[INFORMATION — start]

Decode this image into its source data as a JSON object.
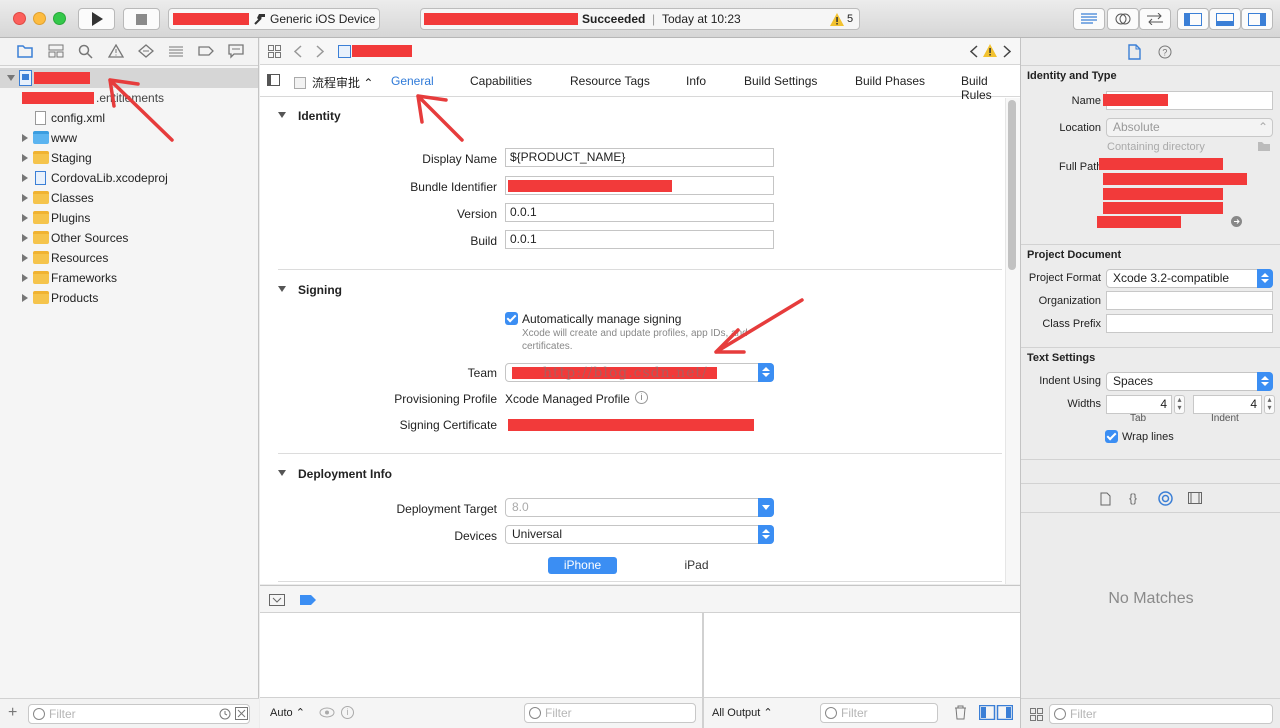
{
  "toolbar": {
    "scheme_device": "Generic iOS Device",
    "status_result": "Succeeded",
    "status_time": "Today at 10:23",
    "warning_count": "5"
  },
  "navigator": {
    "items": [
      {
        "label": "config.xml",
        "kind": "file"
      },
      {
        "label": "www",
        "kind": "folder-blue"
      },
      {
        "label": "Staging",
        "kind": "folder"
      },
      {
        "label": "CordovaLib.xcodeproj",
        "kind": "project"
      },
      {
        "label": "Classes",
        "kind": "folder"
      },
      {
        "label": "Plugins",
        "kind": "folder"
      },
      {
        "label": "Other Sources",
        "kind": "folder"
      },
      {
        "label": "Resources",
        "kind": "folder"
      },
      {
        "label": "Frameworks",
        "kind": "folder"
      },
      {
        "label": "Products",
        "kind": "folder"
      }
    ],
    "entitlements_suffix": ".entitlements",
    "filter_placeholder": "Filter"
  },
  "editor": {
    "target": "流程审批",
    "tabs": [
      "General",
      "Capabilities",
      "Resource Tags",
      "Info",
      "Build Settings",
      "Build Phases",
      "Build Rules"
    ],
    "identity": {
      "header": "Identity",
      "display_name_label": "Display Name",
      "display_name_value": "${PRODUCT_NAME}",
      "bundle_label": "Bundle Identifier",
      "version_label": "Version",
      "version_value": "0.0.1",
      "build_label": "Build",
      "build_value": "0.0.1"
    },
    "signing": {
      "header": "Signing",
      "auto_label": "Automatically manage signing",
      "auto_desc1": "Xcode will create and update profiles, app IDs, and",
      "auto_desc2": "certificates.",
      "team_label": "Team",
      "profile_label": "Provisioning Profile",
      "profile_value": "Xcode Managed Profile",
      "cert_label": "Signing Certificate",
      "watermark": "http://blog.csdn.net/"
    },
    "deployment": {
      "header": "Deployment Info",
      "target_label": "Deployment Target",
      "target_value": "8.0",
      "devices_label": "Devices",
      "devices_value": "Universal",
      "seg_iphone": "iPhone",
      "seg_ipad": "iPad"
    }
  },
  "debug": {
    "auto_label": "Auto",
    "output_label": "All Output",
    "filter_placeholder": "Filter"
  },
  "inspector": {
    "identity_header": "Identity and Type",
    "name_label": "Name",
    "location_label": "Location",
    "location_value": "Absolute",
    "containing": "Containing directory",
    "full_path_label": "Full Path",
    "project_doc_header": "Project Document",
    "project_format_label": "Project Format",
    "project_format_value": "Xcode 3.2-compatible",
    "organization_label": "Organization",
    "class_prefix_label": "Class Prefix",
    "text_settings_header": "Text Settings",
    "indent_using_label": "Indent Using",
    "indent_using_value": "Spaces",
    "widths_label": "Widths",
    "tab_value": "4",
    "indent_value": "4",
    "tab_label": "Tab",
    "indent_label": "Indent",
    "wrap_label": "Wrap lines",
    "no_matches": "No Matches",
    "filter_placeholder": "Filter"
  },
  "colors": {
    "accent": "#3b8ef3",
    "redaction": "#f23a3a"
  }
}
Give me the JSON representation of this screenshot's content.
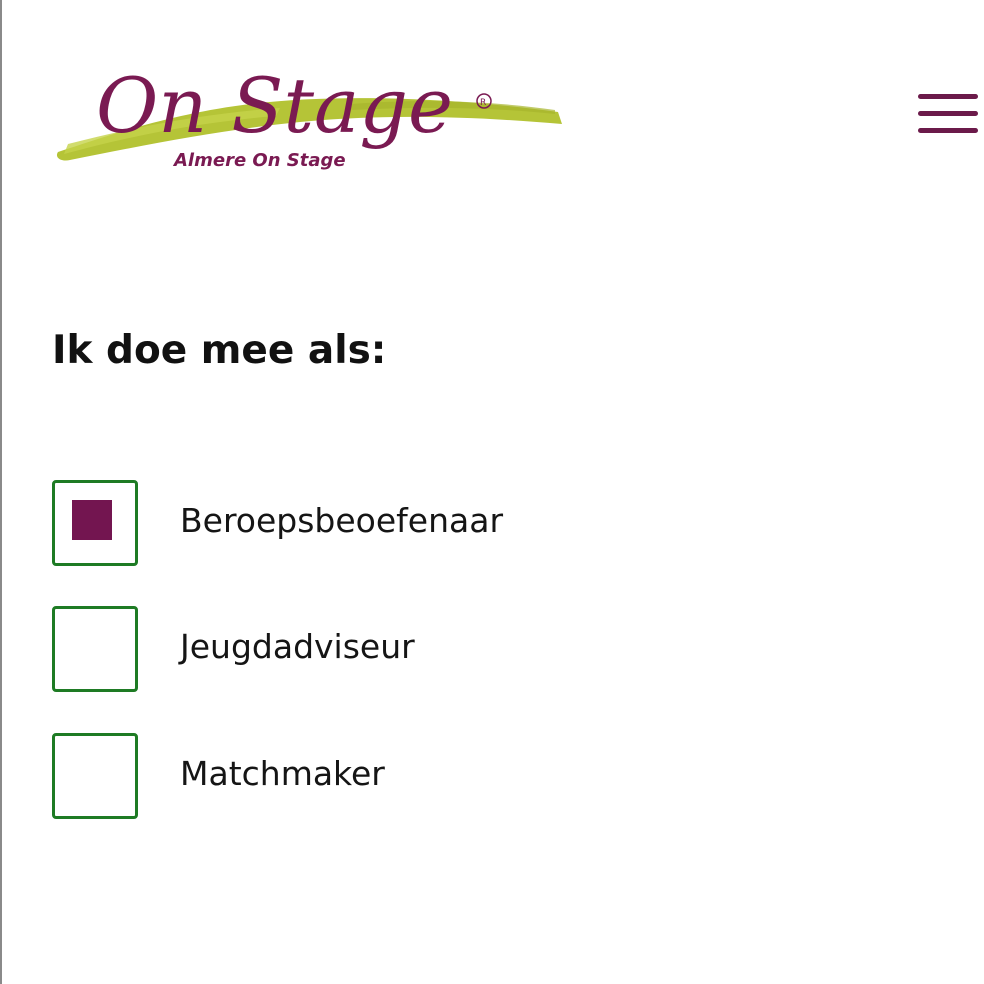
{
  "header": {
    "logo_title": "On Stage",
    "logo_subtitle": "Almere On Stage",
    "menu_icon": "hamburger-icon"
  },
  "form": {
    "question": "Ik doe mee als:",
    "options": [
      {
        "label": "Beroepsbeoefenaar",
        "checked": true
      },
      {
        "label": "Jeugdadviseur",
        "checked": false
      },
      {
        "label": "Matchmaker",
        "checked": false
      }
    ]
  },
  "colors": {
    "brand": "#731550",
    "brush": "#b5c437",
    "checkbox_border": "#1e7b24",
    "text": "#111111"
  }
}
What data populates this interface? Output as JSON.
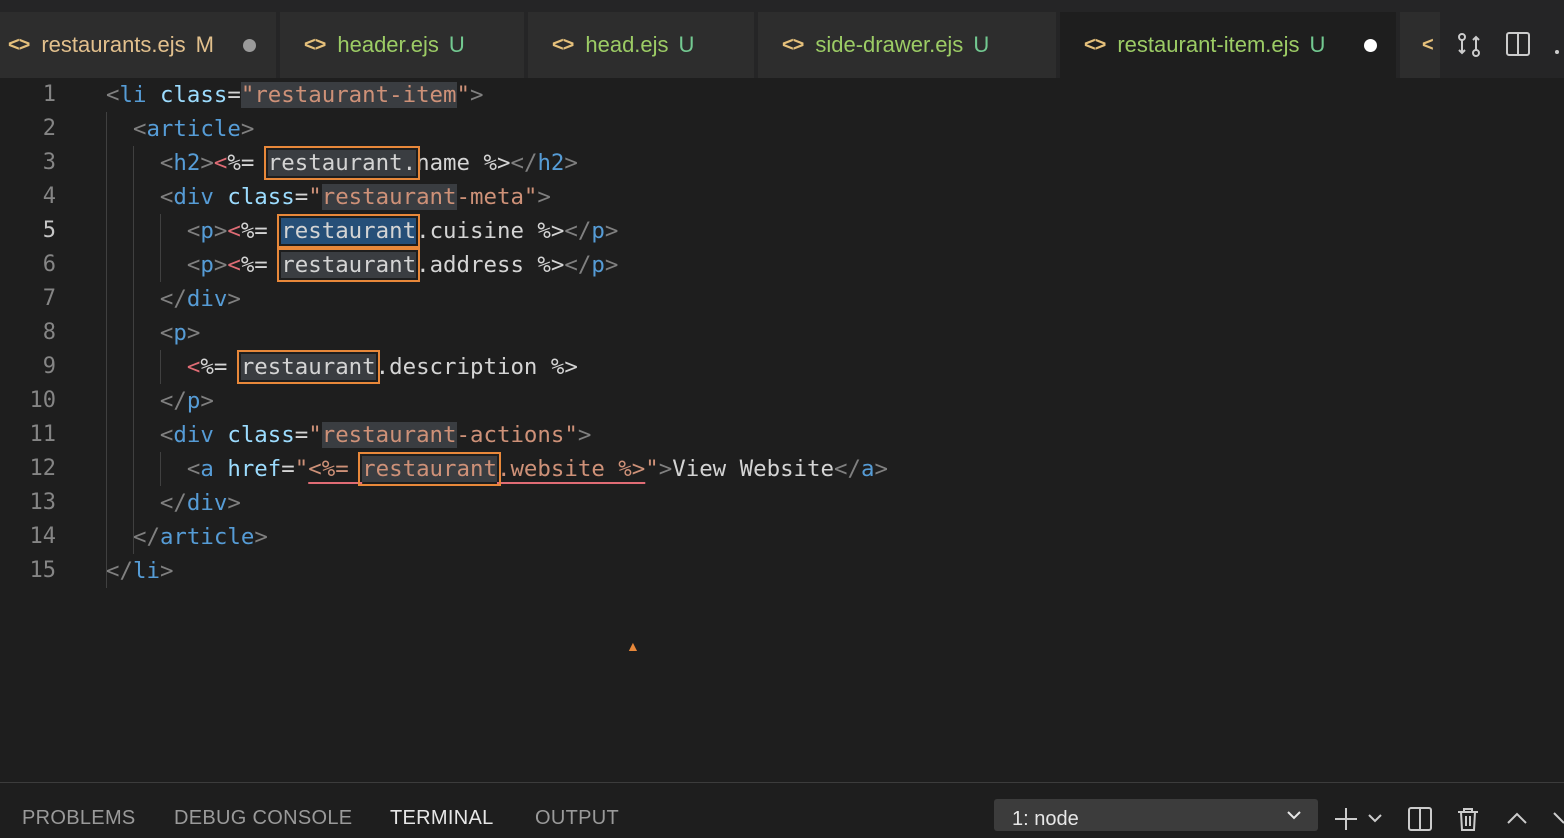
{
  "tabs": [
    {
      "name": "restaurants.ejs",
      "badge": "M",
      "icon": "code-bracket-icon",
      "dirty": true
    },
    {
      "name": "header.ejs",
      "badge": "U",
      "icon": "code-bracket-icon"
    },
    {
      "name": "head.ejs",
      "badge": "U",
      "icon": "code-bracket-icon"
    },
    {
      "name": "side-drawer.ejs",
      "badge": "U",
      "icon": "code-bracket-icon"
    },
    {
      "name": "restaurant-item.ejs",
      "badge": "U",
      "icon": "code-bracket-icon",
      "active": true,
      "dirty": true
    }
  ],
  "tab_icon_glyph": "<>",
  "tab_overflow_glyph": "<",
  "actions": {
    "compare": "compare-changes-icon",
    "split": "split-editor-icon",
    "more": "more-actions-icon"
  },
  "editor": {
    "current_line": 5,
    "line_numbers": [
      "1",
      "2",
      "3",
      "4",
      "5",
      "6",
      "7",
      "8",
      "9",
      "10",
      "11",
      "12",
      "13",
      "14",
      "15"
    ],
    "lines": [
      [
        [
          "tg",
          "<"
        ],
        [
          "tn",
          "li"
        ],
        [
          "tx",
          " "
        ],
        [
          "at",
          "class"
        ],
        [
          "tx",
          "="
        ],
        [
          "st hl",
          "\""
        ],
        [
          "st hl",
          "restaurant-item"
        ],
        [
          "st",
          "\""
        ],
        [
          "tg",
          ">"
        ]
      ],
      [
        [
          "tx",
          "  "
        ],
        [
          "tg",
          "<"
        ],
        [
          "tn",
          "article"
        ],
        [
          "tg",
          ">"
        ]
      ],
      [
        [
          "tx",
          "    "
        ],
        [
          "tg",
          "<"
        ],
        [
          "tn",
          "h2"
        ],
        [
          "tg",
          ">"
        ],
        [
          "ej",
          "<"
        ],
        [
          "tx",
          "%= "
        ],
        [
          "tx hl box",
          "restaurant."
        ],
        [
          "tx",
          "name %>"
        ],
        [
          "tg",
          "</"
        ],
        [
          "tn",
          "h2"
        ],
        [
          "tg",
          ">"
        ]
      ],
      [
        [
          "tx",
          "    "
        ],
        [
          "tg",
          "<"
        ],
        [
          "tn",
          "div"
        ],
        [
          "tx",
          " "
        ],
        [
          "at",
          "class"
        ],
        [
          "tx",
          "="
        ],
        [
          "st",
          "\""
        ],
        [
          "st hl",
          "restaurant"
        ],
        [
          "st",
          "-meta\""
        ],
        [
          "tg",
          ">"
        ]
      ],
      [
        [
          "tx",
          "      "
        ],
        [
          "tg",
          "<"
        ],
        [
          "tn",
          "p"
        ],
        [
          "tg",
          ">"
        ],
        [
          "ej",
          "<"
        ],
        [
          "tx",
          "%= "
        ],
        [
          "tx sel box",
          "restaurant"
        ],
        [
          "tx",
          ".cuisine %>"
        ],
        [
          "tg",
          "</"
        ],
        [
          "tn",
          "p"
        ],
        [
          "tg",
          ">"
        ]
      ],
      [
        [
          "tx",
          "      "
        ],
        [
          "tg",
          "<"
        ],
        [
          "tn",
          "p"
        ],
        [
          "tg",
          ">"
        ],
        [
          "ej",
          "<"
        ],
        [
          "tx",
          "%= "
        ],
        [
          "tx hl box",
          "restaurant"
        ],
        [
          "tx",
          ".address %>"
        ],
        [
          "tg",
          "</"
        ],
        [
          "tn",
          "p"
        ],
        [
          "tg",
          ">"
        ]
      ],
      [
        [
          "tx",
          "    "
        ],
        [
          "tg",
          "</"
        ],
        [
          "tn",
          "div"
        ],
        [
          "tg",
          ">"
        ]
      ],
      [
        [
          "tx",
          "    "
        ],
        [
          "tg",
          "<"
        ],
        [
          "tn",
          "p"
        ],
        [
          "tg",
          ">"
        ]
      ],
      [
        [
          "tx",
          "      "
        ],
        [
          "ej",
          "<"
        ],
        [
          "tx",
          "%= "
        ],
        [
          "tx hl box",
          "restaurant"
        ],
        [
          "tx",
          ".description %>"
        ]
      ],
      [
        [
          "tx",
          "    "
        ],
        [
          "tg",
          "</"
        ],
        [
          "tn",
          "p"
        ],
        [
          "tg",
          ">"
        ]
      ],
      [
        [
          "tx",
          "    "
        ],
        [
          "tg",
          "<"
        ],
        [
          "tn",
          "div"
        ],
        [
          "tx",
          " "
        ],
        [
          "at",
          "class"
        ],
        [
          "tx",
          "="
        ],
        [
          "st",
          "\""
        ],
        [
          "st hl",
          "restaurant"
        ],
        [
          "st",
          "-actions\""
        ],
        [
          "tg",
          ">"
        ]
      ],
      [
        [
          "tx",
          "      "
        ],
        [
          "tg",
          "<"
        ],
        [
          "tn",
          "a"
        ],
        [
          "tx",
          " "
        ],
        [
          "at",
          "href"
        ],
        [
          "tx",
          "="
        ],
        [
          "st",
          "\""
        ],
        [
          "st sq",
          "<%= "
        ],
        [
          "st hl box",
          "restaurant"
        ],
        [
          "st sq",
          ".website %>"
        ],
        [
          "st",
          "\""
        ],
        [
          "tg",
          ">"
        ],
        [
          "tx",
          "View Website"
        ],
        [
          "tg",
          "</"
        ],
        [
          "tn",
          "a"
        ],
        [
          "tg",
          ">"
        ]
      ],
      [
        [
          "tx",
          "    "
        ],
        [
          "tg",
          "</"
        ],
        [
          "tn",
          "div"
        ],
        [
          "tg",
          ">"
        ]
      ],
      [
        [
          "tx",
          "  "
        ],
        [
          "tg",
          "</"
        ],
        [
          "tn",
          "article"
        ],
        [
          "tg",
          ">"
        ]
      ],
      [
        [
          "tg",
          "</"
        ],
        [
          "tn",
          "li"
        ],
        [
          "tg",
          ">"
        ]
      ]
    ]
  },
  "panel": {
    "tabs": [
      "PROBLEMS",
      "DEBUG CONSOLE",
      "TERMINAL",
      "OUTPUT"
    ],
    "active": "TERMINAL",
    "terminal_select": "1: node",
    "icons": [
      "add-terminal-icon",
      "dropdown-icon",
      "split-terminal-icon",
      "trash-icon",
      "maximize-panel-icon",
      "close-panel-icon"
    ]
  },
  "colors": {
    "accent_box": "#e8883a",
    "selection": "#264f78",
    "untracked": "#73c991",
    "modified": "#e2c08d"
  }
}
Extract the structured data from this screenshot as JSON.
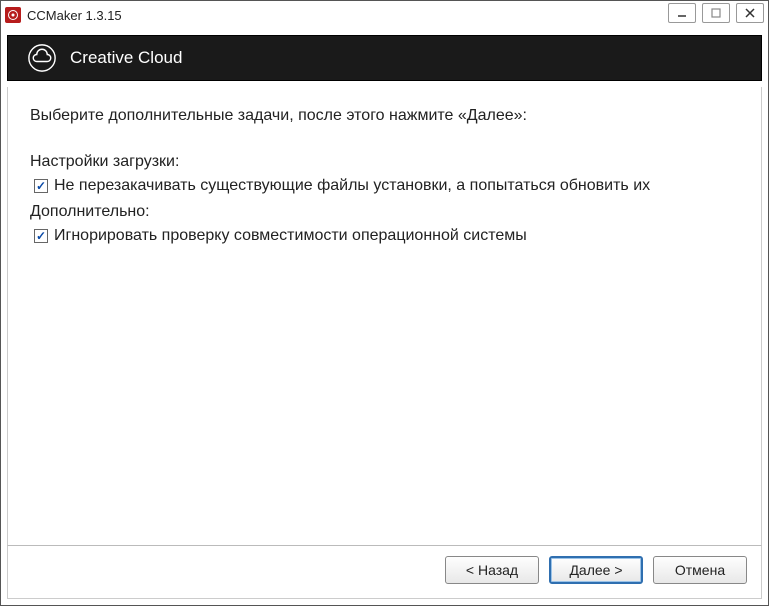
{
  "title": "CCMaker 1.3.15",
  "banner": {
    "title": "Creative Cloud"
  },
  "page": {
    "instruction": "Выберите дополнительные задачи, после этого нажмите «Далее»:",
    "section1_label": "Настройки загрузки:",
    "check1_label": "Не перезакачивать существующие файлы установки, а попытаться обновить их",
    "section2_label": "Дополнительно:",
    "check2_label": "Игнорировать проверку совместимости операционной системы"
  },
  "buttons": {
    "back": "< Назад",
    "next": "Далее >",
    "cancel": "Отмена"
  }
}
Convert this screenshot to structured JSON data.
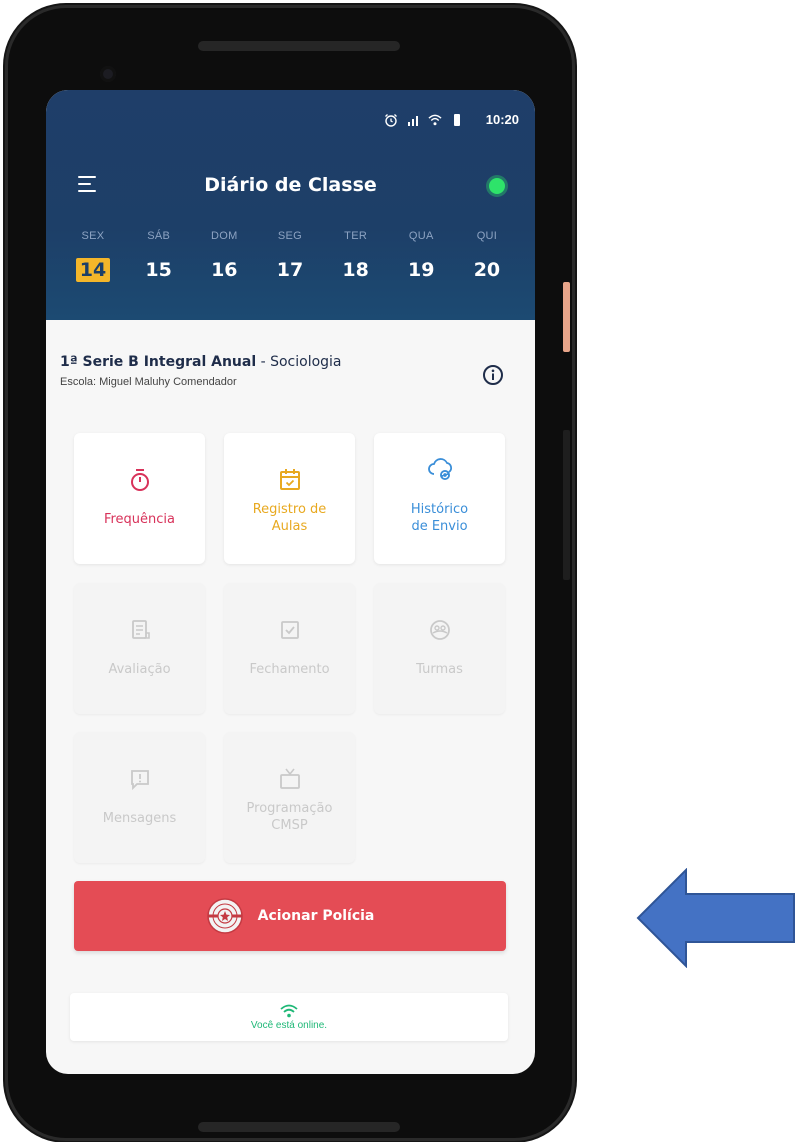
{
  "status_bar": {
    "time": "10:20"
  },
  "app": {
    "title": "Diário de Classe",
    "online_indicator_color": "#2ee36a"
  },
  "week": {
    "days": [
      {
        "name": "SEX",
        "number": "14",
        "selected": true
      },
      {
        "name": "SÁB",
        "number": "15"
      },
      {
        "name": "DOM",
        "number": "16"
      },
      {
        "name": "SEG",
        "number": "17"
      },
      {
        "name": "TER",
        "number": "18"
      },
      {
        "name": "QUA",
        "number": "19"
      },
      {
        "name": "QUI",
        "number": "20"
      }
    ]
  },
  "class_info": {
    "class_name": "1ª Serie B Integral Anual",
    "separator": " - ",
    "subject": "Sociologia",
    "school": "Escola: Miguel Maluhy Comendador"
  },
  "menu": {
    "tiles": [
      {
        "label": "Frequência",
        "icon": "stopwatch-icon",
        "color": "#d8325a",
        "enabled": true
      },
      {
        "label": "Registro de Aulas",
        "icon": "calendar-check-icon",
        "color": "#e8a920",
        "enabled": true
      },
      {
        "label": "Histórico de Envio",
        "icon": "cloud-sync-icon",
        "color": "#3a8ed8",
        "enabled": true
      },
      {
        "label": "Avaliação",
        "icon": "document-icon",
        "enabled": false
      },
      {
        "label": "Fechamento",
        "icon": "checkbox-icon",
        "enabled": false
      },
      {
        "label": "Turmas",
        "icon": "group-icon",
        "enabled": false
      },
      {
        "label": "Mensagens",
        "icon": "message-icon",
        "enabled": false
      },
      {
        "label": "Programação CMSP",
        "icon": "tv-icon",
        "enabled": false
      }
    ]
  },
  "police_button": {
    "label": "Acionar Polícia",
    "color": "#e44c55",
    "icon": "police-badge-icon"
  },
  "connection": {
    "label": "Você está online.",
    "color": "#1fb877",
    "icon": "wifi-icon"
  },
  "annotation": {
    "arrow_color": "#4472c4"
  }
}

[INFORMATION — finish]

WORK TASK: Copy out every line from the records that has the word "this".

OUTPUT BELOW:
Decode this image into its source data as a JSON object.
Give me the JSON representation of this screenshot's content.
What data populates this interface? Output as JSON.
Extract the structured data from this screenshot as JSON.
Convert this screenshot to structured JSON data.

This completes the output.